- Support for survivors of sexual or domestic violence
- Support for alcohol or drug recovery with an alcohol and other drug educator
- Counseling and psychological services with a licensed therapist
- HIV testing in the school’s Student Health Center Lab
Despite this, being on a parent’s health insurance is not suitable for all college students.
Like any other coverage, there are some downsides to it that may leave an undergraduate with no choice but to buy his or her own individual health insurance plan or wholeheartedly accept the college-sponsored one that he or she is automatically enrolled in.
According to ACA, for instance, coverage for young adults under a parent’s plan ends when they turn 26 years old.
But rules can vary slightly from state to state — it may end by the end of the month or the year when college students celebrate their 26th birthday or as soon as they turn 26.
Going to an out-of-state school?
Then chances are you will have to let go of being under your parent’s coverage for the fact that the plan may have no in-network health professionals and hospitals in the location of your school.
Recap: Should You Opt Out of College Health Insurance?
Based on a report by the US Government Accountability Office (GAO), about 20% of college students aged 18 to 23 are uninsured, most of whom are minority, part-time and low-income students.
Because statistics show that up to 17% of students suffer from a chronic illness and up to 27% having about of an acute illness within a 14-day period, it makes perfect sense for anyone who is pursuing an undergraduate degree to have insurance coverage for cheap and immediate access to healthcare for treatment and prevention of various health-related concerns, too.
It’s due to this exactly why many institutions of higher education require students to have health plans.
Many of them, as a matter of fact, automatically enroll admitted students to their self-sponsored health insurance, although attendees can opt out of it provided that they can show proof of having a comparable plan.
So, is college insurance worth it?
Well, for degree-seeking students who are not under their parent’s health insurance and want a cheaper alternative to most individual plans available on the market, it’s a wise decision to go for it.
It’s also ideal for students attending out-of-state colleges as it allows for convenient medical care.
However, since there are alternatives to school-sponsored coverage, it’s a good idea for any college-bound teen to explore their options to determine which one suits them the most in terms of budget and health-related needs.

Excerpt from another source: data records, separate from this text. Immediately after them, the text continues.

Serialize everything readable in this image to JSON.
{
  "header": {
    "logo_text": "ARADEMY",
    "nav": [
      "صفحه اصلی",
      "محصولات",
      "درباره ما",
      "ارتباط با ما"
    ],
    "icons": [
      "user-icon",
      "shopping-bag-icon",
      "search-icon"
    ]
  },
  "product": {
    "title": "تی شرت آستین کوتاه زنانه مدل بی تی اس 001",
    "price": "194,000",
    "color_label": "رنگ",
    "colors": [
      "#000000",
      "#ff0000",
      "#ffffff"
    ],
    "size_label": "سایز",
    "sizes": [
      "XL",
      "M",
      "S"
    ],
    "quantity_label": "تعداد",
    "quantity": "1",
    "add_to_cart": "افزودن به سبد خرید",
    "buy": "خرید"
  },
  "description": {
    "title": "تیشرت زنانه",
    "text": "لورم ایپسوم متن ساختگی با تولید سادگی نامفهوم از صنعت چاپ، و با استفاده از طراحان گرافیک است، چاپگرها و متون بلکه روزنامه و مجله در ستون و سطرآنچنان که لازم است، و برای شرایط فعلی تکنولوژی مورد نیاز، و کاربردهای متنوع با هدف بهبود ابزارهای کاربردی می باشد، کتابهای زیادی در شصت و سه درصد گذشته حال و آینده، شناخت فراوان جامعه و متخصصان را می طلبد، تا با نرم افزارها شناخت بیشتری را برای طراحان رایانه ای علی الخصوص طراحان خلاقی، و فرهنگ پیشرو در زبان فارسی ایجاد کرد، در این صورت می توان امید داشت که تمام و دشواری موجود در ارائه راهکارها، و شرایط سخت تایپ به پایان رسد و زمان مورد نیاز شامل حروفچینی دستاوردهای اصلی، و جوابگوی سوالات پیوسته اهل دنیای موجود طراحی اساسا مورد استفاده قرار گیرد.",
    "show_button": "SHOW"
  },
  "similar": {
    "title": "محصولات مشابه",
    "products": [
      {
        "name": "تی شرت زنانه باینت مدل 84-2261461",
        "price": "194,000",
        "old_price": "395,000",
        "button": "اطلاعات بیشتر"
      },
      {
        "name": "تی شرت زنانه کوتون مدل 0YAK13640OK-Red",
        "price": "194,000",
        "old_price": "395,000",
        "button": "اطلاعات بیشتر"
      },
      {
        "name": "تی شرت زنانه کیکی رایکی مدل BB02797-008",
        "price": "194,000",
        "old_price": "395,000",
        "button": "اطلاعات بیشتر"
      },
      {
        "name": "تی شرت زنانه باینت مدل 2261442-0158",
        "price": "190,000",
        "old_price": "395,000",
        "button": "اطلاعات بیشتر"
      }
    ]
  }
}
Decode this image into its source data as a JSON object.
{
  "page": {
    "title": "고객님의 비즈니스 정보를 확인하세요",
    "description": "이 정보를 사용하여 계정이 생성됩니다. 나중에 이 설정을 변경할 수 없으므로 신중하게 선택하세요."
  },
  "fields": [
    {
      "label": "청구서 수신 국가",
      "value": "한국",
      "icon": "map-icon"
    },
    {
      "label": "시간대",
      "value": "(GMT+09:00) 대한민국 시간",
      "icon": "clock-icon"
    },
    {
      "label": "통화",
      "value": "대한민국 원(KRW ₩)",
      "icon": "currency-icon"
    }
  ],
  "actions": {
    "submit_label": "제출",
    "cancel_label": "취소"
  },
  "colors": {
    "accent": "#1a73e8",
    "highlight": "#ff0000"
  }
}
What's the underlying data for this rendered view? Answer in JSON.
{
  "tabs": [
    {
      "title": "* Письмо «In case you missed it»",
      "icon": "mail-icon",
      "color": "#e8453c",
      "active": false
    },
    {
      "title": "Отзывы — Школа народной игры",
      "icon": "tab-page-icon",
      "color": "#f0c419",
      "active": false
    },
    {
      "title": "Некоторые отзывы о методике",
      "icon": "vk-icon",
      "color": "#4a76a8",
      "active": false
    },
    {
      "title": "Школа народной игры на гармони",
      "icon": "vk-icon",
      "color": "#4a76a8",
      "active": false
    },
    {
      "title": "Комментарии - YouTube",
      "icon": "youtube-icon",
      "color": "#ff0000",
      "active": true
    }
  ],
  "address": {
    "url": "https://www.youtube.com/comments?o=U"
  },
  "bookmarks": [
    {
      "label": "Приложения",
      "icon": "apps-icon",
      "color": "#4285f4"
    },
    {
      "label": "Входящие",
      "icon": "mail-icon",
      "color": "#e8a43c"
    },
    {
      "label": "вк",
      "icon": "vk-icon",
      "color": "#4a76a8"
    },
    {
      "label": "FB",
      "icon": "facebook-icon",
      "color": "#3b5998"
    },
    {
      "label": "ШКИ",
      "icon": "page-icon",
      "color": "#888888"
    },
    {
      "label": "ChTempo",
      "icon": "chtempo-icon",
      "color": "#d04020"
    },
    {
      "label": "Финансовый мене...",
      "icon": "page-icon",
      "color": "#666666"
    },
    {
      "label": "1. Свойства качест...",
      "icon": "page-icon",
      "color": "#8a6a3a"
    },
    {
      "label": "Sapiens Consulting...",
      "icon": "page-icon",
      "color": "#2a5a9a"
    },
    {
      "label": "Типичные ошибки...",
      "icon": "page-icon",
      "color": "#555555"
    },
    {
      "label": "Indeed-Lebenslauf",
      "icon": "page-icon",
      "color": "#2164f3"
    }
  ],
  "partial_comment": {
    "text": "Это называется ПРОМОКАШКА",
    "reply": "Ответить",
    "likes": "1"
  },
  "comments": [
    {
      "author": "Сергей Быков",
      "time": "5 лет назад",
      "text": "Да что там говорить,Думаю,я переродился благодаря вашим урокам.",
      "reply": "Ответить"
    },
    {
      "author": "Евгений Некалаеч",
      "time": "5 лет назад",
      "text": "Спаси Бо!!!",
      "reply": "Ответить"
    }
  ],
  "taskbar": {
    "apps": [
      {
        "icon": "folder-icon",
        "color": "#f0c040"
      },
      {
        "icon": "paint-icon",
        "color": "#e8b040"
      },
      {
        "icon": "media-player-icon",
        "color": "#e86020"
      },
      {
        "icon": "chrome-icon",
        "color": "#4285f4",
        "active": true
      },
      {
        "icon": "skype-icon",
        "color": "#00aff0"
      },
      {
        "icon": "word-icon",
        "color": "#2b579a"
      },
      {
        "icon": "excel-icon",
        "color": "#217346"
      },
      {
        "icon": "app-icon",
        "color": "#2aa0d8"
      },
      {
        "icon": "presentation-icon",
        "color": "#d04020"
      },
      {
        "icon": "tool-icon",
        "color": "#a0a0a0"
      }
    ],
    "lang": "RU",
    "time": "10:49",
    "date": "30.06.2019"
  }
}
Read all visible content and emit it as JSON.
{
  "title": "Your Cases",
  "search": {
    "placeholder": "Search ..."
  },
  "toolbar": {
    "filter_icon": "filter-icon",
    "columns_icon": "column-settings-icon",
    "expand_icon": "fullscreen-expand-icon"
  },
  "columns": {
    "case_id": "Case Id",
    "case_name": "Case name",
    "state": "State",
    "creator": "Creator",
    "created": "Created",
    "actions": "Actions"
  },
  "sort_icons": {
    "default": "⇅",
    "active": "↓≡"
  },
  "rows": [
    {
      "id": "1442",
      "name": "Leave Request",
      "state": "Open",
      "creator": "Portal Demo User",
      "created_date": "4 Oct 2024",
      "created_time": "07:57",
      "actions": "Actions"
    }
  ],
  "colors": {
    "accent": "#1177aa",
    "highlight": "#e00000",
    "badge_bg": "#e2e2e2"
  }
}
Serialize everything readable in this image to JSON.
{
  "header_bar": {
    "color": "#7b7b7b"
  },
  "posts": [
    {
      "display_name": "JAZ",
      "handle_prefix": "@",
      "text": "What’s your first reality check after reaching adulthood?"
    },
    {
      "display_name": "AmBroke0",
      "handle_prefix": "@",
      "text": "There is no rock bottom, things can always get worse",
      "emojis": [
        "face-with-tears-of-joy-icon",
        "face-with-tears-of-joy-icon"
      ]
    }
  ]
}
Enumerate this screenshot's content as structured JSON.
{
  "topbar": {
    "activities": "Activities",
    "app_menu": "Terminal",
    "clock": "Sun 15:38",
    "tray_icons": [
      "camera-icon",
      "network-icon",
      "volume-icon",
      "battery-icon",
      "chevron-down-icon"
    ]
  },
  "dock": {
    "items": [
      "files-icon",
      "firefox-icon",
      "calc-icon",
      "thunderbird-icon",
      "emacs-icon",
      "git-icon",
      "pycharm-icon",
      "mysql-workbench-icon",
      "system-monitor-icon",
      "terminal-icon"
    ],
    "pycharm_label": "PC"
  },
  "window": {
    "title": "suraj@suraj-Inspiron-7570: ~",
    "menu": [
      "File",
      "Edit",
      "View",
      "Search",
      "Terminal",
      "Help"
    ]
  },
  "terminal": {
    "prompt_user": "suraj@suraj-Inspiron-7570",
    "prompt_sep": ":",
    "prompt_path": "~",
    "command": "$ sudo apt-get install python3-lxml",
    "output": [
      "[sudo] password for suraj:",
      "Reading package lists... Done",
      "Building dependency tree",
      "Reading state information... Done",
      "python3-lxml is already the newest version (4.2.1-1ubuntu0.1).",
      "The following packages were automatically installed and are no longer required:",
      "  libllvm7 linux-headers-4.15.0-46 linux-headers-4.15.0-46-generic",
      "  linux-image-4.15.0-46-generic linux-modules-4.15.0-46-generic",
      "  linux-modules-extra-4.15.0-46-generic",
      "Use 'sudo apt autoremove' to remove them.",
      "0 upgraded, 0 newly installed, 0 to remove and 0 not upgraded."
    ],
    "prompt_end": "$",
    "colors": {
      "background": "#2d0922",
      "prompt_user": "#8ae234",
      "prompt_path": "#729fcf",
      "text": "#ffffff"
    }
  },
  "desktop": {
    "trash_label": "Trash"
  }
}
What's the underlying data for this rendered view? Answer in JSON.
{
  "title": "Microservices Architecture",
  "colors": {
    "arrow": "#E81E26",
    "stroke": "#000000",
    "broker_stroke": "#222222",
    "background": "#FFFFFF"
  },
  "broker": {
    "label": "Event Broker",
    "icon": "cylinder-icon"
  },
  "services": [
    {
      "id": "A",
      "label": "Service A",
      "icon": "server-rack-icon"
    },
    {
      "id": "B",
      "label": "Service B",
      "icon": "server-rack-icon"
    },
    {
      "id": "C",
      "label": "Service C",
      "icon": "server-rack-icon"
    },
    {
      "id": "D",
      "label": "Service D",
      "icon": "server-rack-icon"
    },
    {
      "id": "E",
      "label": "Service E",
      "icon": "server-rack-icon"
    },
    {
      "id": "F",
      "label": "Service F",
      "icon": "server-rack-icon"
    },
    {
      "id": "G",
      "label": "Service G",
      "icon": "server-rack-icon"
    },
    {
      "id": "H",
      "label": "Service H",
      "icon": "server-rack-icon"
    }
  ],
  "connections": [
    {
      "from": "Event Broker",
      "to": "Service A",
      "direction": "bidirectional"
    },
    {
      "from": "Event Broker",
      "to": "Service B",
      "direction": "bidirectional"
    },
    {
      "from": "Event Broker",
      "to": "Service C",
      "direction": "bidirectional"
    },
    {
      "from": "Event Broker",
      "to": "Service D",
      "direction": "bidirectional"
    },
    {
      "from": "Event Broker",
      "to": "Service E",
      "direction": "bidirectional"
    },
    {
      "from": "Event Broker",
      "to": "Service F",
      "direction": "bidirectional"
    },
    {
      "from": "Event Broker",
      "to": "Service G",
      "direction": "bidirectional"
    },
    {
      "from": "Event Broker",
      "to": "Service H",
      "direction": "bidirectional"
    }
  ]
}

Disclaimer: The views and opinions expressed in this article are those of the authors and do not necessarily represent those of the College Reality Check.